Entries from a dataset of interfaces
____

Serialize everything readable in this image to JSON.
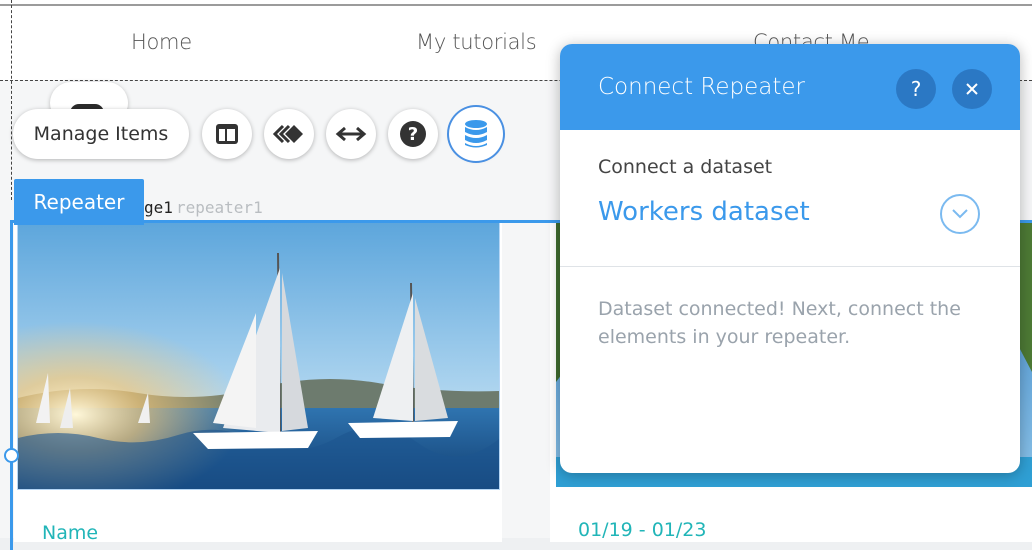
{
  "site_nav": {
    "items": [
      {
        "label": "Home"
      },
      {
        "label": "My tutorials"
      },
      {
        "label": "Contact Me"
      }
    ]
  },
  "toolbar": {
    "manage_items_label": "Manage Items",
    "tools": [
      {
        "icon": "layout-icon"
      },
      {
        "icon": "design-icon"
      },
      {
        "icon": "stretch-icon"
      },
      {
        "icon": "help-icon"
      },
      {
        "icon": "database-icon",
        "active": true
      }
    ]
  },
  "repeater": {
    "tag_label": "Repeater",
    "element_id_fragment": "ge1",
    "element_id": "repeater1",
    "cards": [
      {
        "field_label": "Name"
      },
      {
        "field_label": "01/19 - 01/23"
      }
    ]
  },
  "panel": {
    "title": "Connect Repeater",
    "help_glyph": "?",
    "dataset_label": "Connect a dataset",
    "dataset_value": "Workers dataset",
    "message": "Dataset connected! Next, connect the elements in your repeater."
  },
  "colors": {
    "accent": "#3b99eb",
    "accent_dark": "#2b78c4",
    "field_teal": "#21b5b8",
    "muted_text": "#9aa3ac"
  }
}
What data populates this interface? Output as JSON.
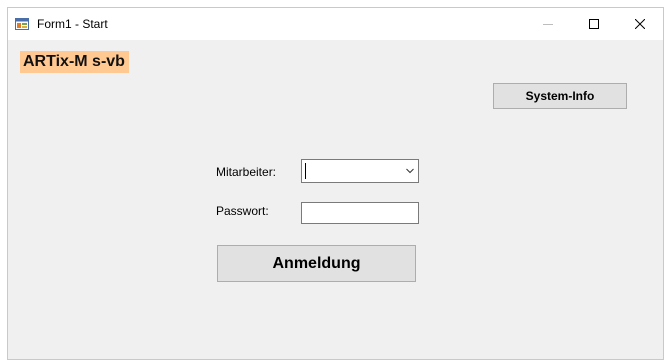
{
  "window": {
    "title": "Form1 - Start",
    "controls": {
      "minimize_icon": "minimize-icon",
      "maximize_icon": "maximize-icon",
      "close_icon": "close-icon"
    }
  },
  "form": {
    "brand_label": "ARTix-M s-vb",
    "system_info_button": "System-Info",
    "employee_label": "Mitarbeiter:",
    "employee_value": "",
    "password_label": "Passwort:",
    "password_value": "",
    "login_button": "Anmeldung"
  },
  "colors": {
    "brand_background": "#ffc991",
    "client_background": "#f0f0f0",
    "button_background": "#e1e1e1",
    "button_border": "#adadad"
  }
}
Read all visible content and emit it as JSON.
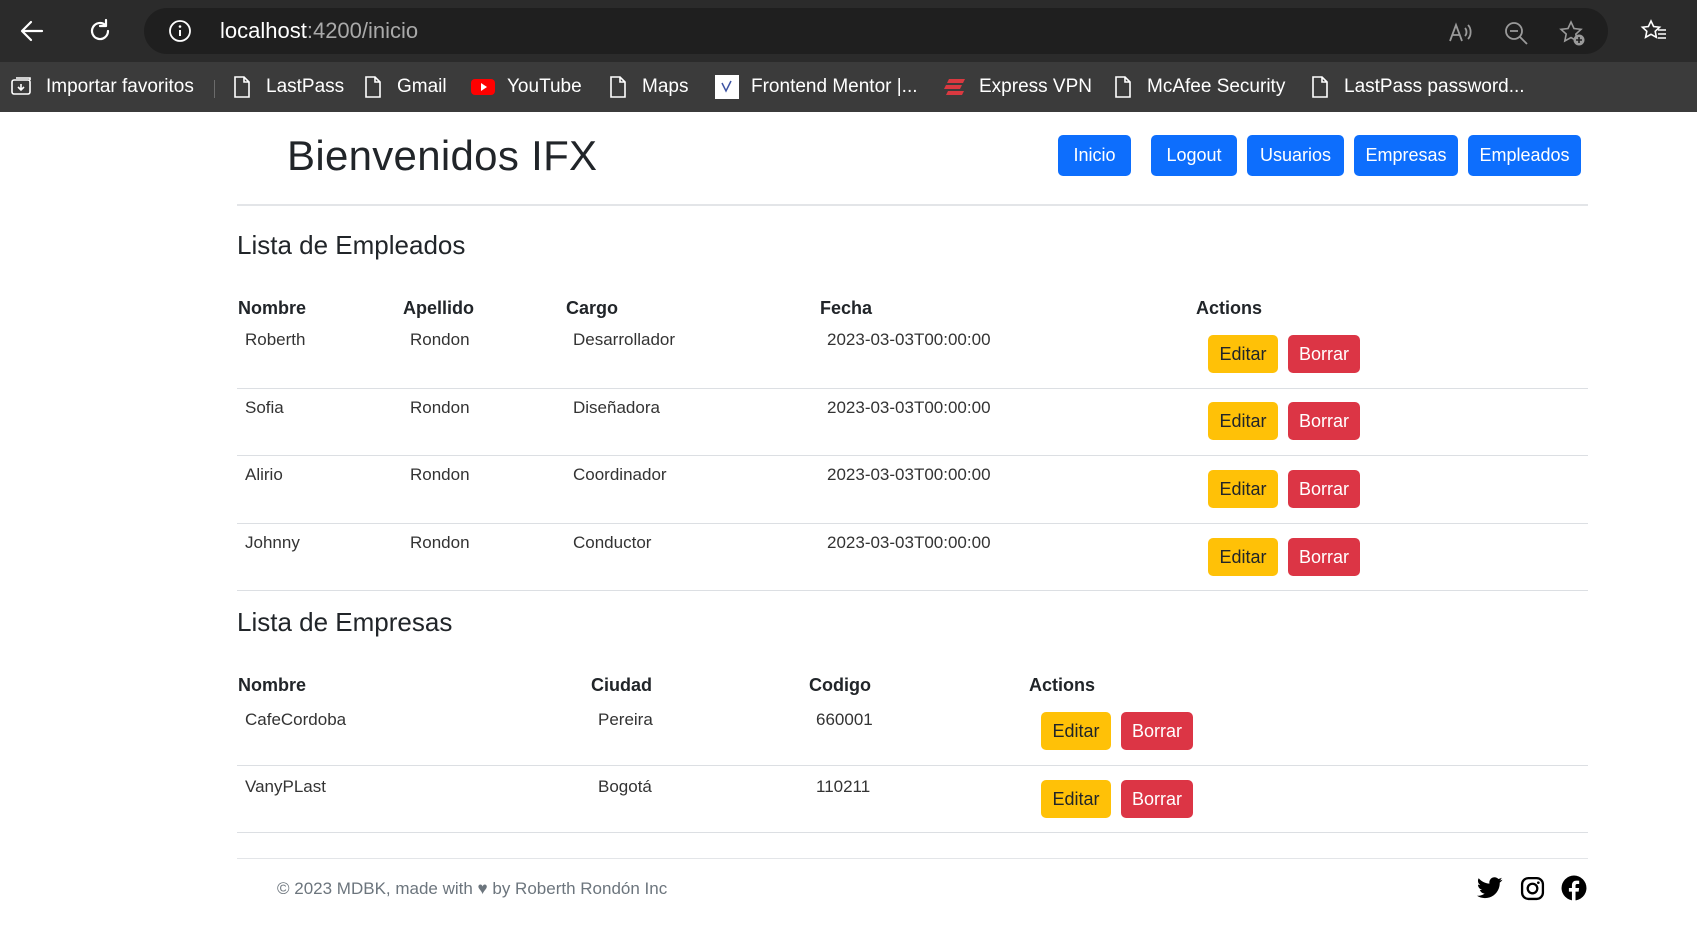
{
  "browser": {
    "url_host": "localhost",
    "url_path": ":4200/inicio",
    "bookmarks": [
      {
        "label": "Importar favoritos",
        "icon": "import-icon"
      },
      {
        "label": "LastPass",
        "icon": "page-icon"
      },
      {
        "label": "Gmail",
        "icon": "page-icon"
      },
      {
        "label": "YouTube",
        "icon": "youtube-icon"
      },
      {
        "label": "Maps",
        "icon": "page-icon"
      },
      {
        "label": "Frontend Mentor |...",
        "icon": "frontend-mentor-icon"
      },
      {
        "label": "Express VPN",
        "icon": "expressvpn-icon"
      },
      {
        "label": "McAfee Security",
        "icon": "page-icon"
      },
      {
        "label": "LastPass password...",
        "icon": "page-icon"
      }
    ]
  },
  "header": {
    "title": "Bienvenidos IFX",
    "nav": [
      "Inicio",
      "Logout",
      "Usuarios",
      "Empresas",
      "Empleados"
    ]
  },
  "employees": {
    "title": "Lista de Empleados",
    "columns": [
      "Nombre",
      "Apellido",
      "Cargo",
      "Fecha",
      "Actions"
    ],
    "rows": [
      [
        "Roberth",
        "Rondon",
        "Desarrollador",
        "2023-03-03T00:00:00"
      ],
      [
        "Sofia",
        "Rondon",
        "Diseñadora",
        "2023-03-03T00:00:00"
      ],
      [
        "Alirio",
        "Rondon",
        "Coordinador",
        "2023-03-03T00:00:00"
      ],
      [
        "Johnny",
        "Rondon",
        "Conductor",
        "2023-03-03T00:00:00"
      ]
    ]
  },
  "companies": {
    "title": "Lista de Empresas",
    "columns": [
      "Nombre",
      "Ciudad",
      "Codigo",
      "Actions"
    ],
    "rows": [
      [
        "CafeCordoba",
        "Pereira",
        "660001"
      ],
      [
        "VanyPLast",
        "Bogotá",
        "110211"
      ]
    ]
  },
  "actions": {
    "edit": "Editar",
    "delete": "Borrar"
  },
  "footer": {
    "text": "© 2023 MDBK, made with ♥ by Roberth Rondón Inc",
    "social": [
      "twitter-icon",
      "instagram-icon",
      "facebook-icon"
    ]
  },
  "colors": {
    "primary": "#0d6efd",
    "warning": "#ffc107",
    "danger": "#dc3545"
  }
}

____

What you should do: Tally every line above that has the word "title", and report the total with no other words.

Output for this exercise: 5